It retains the 24.2-megapixel APS-C image sensor and 425 phase-detection autofocusing (AF) points of its predecessor.
But it has a faster processor and bigger buffer, which let it shoot 300 Jpeg or 107 RAW images continuously before the buffer runs out. The a6300 is rated at 44 Jpeg or 11 RAW images.
In my tests using an SD card with a writing speed of 95MB per second, the a6500 was able to shoot 118 RAW images in 14.1sec before the buffer was full.
This is an absolutely stunning performance for a mid-range mirrorless camera, and it puts all other flagship DSLR cameras to shame.
PRICE: $1,949 (body only)
IMAGE SENSOR: 24.2-megapixel APS-C CMOS
SCREEN: 3-inch LCD touchscreen with 921,600 dots; electronic viewfinder with 2,359,296 dots
SENSITIVITY: ISO 100 to 51,200
SHOOTING SPEED: Up to 11 frames per second
CONNECTIVITY: Wi-Fi, Near Field Communication
WEIGHT: 435g (body only, with battery and memory card)
BATTERY LIFE: 3/5
VALUE FOR MONEY: 3/5
If shooting continuously with such speed and buffer is what you need, you can stop reading and go out to buy the camera.
The a6500 finally got a touchscreen display that its predecessors lacked. What's also nice about this is that you can use the electronic viewfinder to compose a picture, while at the same time use your thumb or finger to swipe on the touchscreen display to move the focusing point.
That said, moving the focusing point can be finicky as the feature was unresponsive at times. Also, the touchscreen display does not allow for the "tap to shoot" function found in many of its competitors.
Plus, the display can be tilted down by only 45 degrees and flipped up by 90 degrees. This is not a camera for taking selfies.
Operation-wise, it is around the same speed as its predecessor. The a6500 takes 1.4sec for both start-up and shutdown, compared with the usual 2sec of its competitors for the respective functions.
Paired with a 50mm f/1.8 lens, it achieved focus almost instantly in bright sunlight. During video recording in good lighting, it locked on a focus in less than 1sec at times, when I was panning to a new scene.
But in dim lighting conditions, it can take up to 2sec to get a focus. However, I think this is more due to the 50mm lens than the camera. With a Sony 16mm f/2.8 lens, it took only around 1sec to do so.

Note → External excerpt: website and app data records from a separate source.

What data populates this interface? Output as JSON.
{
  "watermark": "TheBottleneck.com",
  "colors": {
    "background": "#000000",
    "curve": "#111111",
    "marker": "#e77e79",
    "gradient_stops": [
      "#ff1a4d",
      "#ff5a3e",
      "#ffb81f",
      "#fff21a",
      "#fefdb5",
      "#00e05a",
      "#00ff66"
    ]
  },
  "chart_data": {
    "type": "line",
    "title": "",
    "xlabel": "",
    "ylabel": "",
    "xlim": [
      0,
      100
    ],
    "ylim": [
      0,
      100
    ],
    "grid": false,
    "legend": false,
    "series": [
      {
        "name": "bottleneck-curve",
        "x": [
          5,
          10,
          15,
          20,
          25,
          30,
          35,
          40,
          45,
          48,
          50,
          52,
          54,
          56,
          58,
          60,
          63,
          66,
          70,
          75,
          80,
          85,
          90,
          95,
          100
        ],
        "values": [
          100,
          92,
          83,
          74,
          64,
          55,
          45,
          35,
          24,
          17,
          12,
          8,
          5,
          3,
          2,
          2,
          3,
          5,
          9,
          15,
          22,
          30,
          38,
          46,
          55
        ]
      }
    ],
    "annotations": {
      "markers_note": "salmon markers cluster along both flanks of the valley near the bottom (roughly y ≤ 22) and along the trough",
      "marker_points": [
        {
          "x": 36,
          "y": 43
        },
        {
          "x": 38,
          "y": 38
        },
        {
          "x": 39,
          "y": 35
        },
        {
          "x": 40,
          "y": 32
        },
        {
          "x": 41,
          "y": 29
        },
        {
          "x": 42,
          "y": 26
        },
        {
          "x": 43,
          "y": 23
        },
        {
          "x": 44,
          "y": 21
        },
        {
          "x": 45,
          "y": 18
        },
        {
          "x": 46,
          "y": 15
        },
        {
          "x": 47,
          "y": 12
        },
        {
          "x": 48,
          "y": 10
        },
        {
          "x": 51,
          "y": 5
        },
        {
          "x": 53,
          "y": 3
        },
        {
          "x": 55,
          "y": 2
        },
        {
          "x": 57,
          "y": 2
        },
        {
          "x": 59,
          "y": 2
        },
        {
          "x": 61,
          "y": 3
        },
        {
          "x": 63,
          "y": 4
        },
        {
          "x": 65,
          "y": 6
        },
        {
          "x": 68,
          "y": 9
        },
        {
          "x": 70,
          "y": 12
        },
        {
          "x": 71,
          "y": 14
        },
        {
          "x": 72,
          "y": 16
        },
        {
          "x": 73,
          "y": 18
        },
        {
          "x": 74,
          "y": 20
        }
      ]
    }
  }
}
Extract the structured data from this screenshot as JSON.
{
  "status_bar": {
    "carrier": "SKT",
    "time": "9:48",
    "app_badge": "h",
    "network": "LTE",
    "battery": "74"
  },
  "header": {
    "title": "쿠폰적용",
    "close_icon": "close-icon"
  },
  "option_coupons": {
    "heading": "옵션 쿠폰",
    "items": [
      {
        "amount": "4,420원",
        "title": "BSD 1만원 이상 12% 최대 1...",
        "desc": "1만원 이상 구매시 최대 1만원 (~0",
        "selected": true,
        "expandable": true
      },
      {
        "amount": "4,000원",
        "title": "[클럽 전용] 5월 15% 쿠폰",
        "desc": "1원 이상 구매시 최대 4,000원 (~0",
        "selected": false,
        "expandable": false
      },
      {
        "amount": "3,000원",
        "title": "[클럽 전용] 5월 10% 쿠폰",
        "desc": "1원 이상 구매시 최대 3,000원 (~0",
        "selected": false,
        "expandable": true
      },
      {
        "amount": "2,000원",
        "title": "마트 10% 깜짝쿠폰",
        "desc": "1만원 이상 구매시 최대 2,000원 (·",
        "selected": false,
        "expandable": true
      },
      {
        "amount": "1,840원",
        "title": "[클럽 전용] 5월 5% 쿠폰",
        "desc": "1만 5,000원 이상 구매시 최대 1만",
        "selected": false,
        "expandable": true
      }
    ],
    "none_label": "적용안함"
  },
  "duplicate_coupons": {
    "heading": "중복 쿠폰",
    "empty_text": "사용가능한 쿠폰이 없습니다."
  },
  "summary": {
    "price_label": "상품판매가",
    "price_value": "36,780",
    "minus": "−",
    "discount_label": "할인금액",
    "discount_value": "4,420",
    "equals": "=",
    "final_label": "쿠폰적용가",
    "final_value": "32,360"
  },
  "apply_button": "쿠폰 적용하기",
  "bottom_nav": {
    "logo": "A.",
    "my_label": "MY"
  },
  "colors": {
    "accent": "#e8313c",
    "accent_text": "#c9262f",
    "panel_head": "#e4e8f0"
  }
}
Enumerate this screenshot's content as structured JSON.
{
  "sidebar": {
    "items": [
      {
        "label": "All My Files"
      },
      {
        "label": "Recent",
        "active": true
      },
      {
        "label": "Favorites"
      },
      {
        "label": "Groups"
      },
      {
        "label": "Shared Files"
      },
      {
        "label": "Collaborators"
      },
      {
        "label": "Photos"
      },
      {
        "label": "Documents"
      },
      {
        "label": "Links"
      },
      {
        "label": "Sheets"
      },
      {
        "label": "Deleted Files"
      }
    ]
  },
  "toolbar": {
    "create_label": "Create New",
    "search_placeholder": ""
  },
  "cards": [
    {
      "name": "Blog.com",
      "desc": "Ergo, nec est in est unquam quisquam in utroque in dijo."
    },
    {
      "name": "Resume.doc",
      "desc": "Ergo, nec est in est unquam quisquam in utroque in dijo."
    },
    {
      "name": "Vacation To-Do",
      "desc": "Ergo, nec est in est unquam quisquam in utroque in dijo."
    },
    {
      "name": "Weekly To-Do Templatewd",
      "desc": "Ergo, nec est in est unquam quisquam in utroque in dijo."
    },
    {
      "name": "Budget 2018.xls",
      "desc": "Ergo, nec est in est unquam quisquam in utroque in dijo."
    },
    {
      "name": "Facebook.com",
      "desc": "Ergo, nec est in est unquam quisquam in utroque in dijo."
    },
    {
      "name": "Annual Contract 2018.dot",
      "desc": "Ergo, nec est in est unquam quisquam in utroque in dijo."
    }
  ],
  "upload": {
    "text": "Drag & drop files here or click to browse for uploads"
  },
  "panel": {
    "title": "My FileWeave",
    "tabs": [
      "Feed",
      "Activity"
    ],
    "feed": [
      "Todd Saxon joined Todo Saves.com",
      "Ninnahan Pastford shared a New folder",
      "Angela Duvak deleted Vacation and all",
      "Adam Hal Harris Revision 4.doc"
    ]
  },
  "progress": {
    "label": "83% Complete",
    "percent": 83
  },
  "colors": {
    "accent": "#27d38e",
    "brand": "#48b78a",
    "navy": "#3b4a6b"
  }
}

Image quality is superb, like its predecessors. It displays great dynamic range with plenty of details, even in the darker areas.
Noise performance is excellent as well. There were very few noise artefacts even at ISO 3,200. At ISO 6,400, noise artefacts were more evident, although the detail loss was minimal. Only at ISO 12,800 and above did the detail loss become really evident, with discolouration clearly visible.
Battery life continues to be average, at 350 still images on a full charge, which is the same as its predecessor. However, this is mitigated by the use of micro-USB charging, making it easier to charge the battery anywhere and also means one adapter fewer to take on your travels. You can also use a power bank to charge it on the go.
Perhaps the biggest downer is its price. At $1,949 without a kit lens, the Sony a6500 is $470 more expensive than an a6300 with a basic 15-60mm kit lens.
•Verdict: The Sony a6500 is a monster when it comes to buffering. Thus, if you are shooting sports requiring bursts of speeds over a prolonged period, this is definitely the camera to get.